sailing

Home » sailing

Science in Islamic Africa – medieval African science

By |2018-10-04T06:52:15+00:00October 3rd, 2017|Africa, Science|

Medieval African science: The walls of Timbuktu, in Mali, West Africa Medieval African science In the 700s AD, the Islamic Empire conquered North Africa and began to trade a lot with East Africa. Islamic government did not allow women to work in science or medicine. But there were a lot of men in North Africa and East Africa, and in the area [...]

Ships and sailing in ancient Africa – early boats

By |2018-04-26T13:31:11+00:00October 3rd, 2017|Africa, Economy, Science|

Early boats: A person in a boat (Barramiya, Upper Egypt, ca. 4000 BC) Early boats: When did people invent boats? African sailing has a long history. People were probably using boats before the first people left Africa. At Blombos Cave in South Africa, people were fishing about 70,000 BC, and by the time people got [...]

Who were the Phoenicians? West Asian history

By |2018-04-16T14:36:44+00:00September 14th, 2017|History, West Asia|

The Phoenicians: Phoenician glass - a face pendant of an African man. 400-200 BC Phoenicians in the Late Bronze Age Sometime in the Late Bronze Age, around 1300 BC, a group of Semitic people living on the Mediterranean coast in modern Lebanon became more important than they had been before. These people, who had been called Canaanites, [...]

Phoenician art – West Asia

By |2018-04-25T23:24:29+00:00September 11th, 2017|Art, West Asia|

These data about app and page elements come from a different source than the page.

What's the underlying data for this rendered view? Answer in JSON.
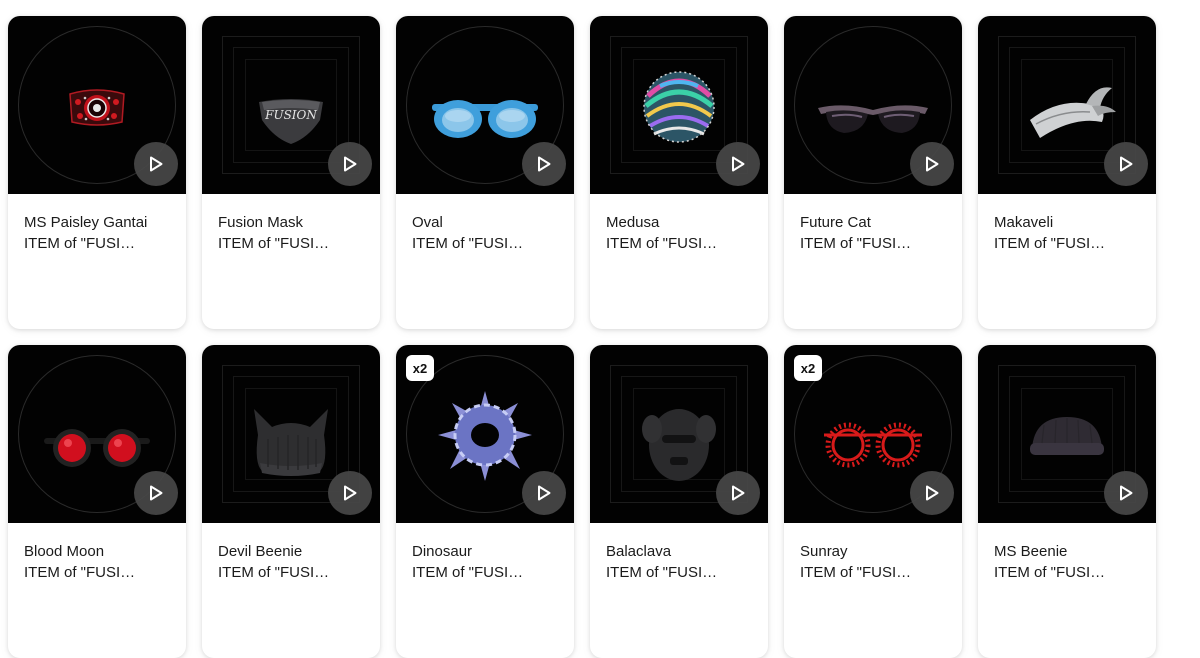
{
  "items": [
    {
      "name": "MS Paisley Gantai",
      "subtitle": "ITEM of \"FUSION\" collection",
      "badge": "",
      "art": "paisley-bandana"
    },
    {
      "name": "Fusion Mask",
      "subtitle": "ITEM of \"FUSION\" collection",
      "badge": "",
      "art": "fusion-mask"
    },
    {
      "name": "Oval",
      "subtitle": "ITEM of \"FUSION\" collection",
      "badge": "",
      "art": "oval-glasses"
    },
    {
      "name": "Medusa",
      "subtitle": "ITEM of \"FUSION\" collection",
      "badge": "",
      "art": "medusa-head"
    },
    {
      "name": "Future Cat",
      "subtitle": "ITEM of \"FUSION\" collection",
      "badge": "",
      "art": "cat-glasses"
    },
    {
      "name": "Makaveli",
      "subtitle": "ITEM of \"FUSION\" collection",
      "badge": "",
      "art": "bandana-knot"
    },
    {
      "name": "Blood Moon",
      "subtitle": "ITEM of \"FUSION\" collection",
      "badge": "",
      "art": "round-red-glasses"
    },
    {
      "name": "Devil Beenie",
      "subtitle": "ITEM of \"FUSION\" collection",
      "badge": "",
      "art": "devil-beanie"
    },
    {
      "name": "Dinosaur",
      "subtitle": "ITEM of \"FUSION\" collection",
      "badge": "x2",
      "art": "spiked-ring"
    },
    {
      "name": "Balaclava",
      "subtitle": "ITEM of \"FUSION\" collection",
      "badge": "",
      "art": "balaclava"
    },
    {
      "name": "Sunray",
      "subtitle": "ITEM of \"FUSION\" collection",
      "badge": "x2",
      "art": "sunray-glasses"
    },
    {
      "name": "MS Beenie",
      "subtitle": "ITEM of \"FUSION\" collection",
      "badge": "",
      "art": "beanie"
    }
  ],
  "colors": {
    "media_bg": "#020202",
    "play_button": "#484848",
    "text": "#1b1b1b"
  },
  "icons": {
    "play": "play-icon"
  }
}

Core-formed Phoenician glass bottle (400s BC) The Phoenicians, from as early as 1500 BC, were mainly known for producing glass bottles and jars, especially for perfume. The Phoenicians sold these jars to Egypt and to the Assyrians. After the Dark Age they began to sell their jars (and the perfume) to the Greeks too. The rise of the Silk Road in the last centuries [...]

Roman sailing – boats in the Roman empire

By |2017-09-04T23:57:44+00:00September 4th, 2017|Romans, Science|

Roman sailing ship with square sails (100s AD, Bardo Museum, Tunisia) Until the First Punic War, in 264 BC, the Romans had not been sailors, and had never had a navy. But when they had to fight the Carthaginians, who were descended from the Phoenicians and were great sailors, the Romans learned to build ships by copying a [...]

Roman science – What did ancient Romans invent?

By |2018-04-25T10:26:44+00:00September 4th, 2017|Romans, Science|

Roman mold-blown glass (100s AD) What we call Roman science is a mixture of two different things. The first is the discoveries and inventions made by scientists working in parts of West Asia and Africa that the Romans had conquered. In these places, scientists had already been working for a long time. They [...]

Europe’s early modern economy

By |2018-04-08T11:14:16+00:00August 4th, 2017|Economy, Modern Europe|

Members of the painters' guild in Haarlem (1670s) In the Renaissance, as cities grew all over Europe and more people began to buy things in stores instead of making them at home, many cities and towns developed a system of guilds that controlled who could make things and how. In France and England and Switzerland, this guild system began [...]

Medieval sailing – Ships in medieval Europe

By |2018-10-04T07:02:49+00:00August 4th, 2017|Medieval, Science|

Caravels, about 1500 AD (Livro das Fortalezas de Duarte Damas) Frame-first ship construction The Early Middle Ages - about 500 AD - brought a major change in Mediterranean ship-building. Instead of putting the planks together to build the outside shell of the ship first, Mediterranean ship-builders began to build the ship's frame first, and then fasten the shell [...]

Medieval astronomy in Europe

By |2018-04-24T08:21:21+00:00August 4th, 2017|Medieval, Science|

Astrolabe in Hebrew, probably from Spain (1300s AD) In the early Middle Ages, most people in Europe were too poor to have much time for astronomy. But some people were still interested in the stars. Astrologers tried to predict the future. Monks wanted to figure out the right day to celebrate Easter, or the right times for prayers. And a few [...]